Try it: Lines containing the word "this" are to be copied from the data below.

+++ Data records +++

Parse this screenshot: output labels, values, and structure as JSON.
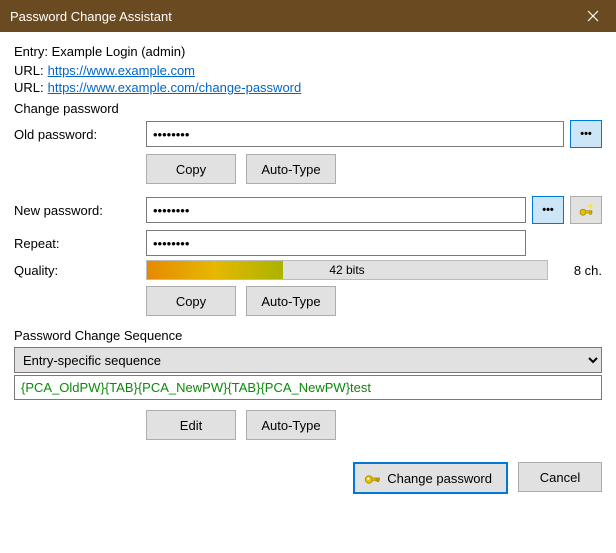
{
  "window": {
    "title": "Password Change Assistant"
  },
  "entry": {
    "label": "Entry:",
    "value": "Example Login (admin)"
  },
  "urls": {
    "label": "URL:",
    "url1": "https://www.example.com",
    "url2": "https://www.example.com/change-password"
  },
  "sections": {
    "change_pw": "Change password",
    "sequence": "Password Change Sequence"
  },
  "old_pw": {
    "label": "Old password:",
    "value": "••••••••",
    "copy": "Copy",
    "autotype": "Auto-Type"
  },
  "new_pw": {
    "label": "New password:",
    "value": "••••••••"
  },
  "repeat": {
    "label": "Repeat:",
    "value": "••••••••"
  },
  "quality": {
    "label": "Quality:",
    "bits": "42 bits",
    "chars": "8 ch.",
    "copy": "Copy",
    "autotype": "Auto-Type"
  },
  "sequence": {
    "dropdown": "Entry-specific sequence",
    "parts": {
      "t1": "{PCA_OldPW}",
      "t2": "{TAB}",
      "t3": "{PCA_NewPW}",
      "t4": "{TAB}",
      "t5": "{PCA_NewPW}",
      "tail": "test"
    },
    "edit": "Edit",
    "autotype": "Auto-Type"
  },
  "footer": {
    "change": "Change password",
    "cancel": "Cancel"
  },
  "icons": {
    "reveal": "•••"
  }
}
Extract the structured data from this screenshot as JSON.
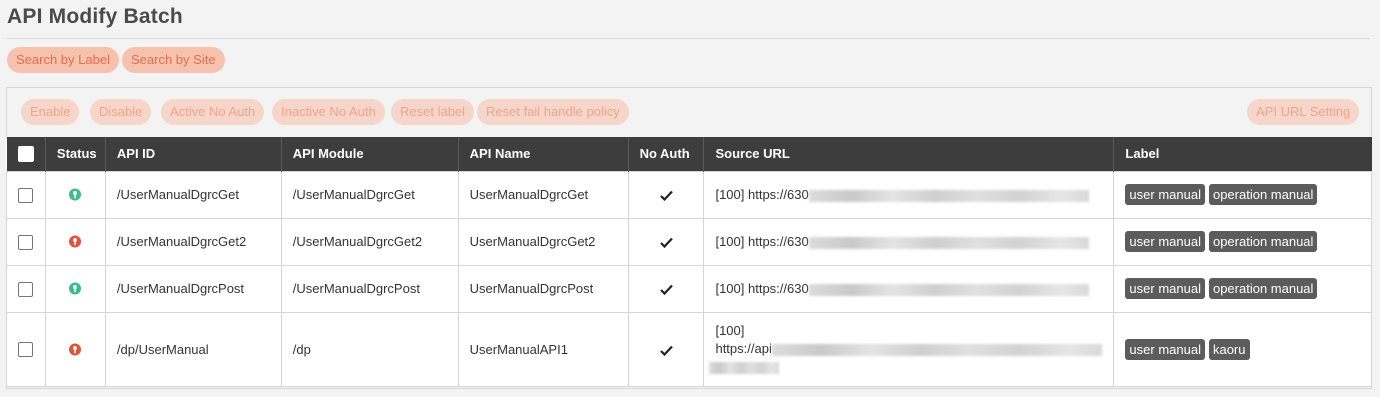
{
  "page": {
    "title": "API Modify Batch"
  },
  "search_buttons": [
    "Search by Label",
    "Search by Site"
  ],
  "toolbar": {
    "enable": "Enable",
    "disable": "Disable",
    "active_no_auth": "Active No Auth",
    "inactive_no_auth": "Inactive No Auth",
    "reset_label": "Reset label",
    "reset_fail": "Reset fail handle policy",
    "api_url_setting": "API URL Setting"
  },
  "table": {
    "headers": [
      "Status",
      "API ID",
      "API Module",
      "API Name",
      "No Auth",
      "Source URL",
      "Label"
    ],
    "rows": [
      {
        "status": "active",
        "api_id": "/UserManualDgrcGet",
        "module": "/UserManualDgrcGet",
        "name": "UserManualDgrcGet",
        "no_auth": true,
        "url_prefix": "[100] https://630",
        "url_host": "",
        "labels": [
          "user manual",
          "operation manual"
        ]
      },
      {
        "status": "inactive",
        "api_id": "/UserManualDgrcGet2",
        "module": "/UserManualDgrcGet2",
        "name": "UserManualDgrcGet2",
        "no_auth": true,
        "url_prefix": "[100] https://630",
        "url_host": "",
        "labels": [
          "user manual",
          "operation manual"
        ]
      },
      {
        "status": "active",
        "api_id": "/UserManualDgrcPost",
        "module": "/UserManualDgrcPost",
        "name": "UserManualDgrcPost",
        "no_auth": true,
        "url_prefix": "[100] https://630",
        "url_host": "",
        "labels": [
          "user manual",
          "operation manual"
        ]
      },
      {
        "status": "inactive",
        "api_id": "/dp/UserManual",
        "module": "/dp",
        "name": "UserManualAPI1",
        "no_auth": true,
        "url_prefix": "[100]",
        "url_host": "https://api",
        "labels": [
          "user manual",
          "kaoru"
        ]
      }
    ]
  },
  "colors": {
    "active": "#3dbb8e",
    "inactive": "#e0523c",
    "header_bg": "#3d3d3d"
  }
}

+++

The answer:
Parse this screenshot: output labels, values, and structure as JSON.
Extract the structured data from this screenshot as JSON.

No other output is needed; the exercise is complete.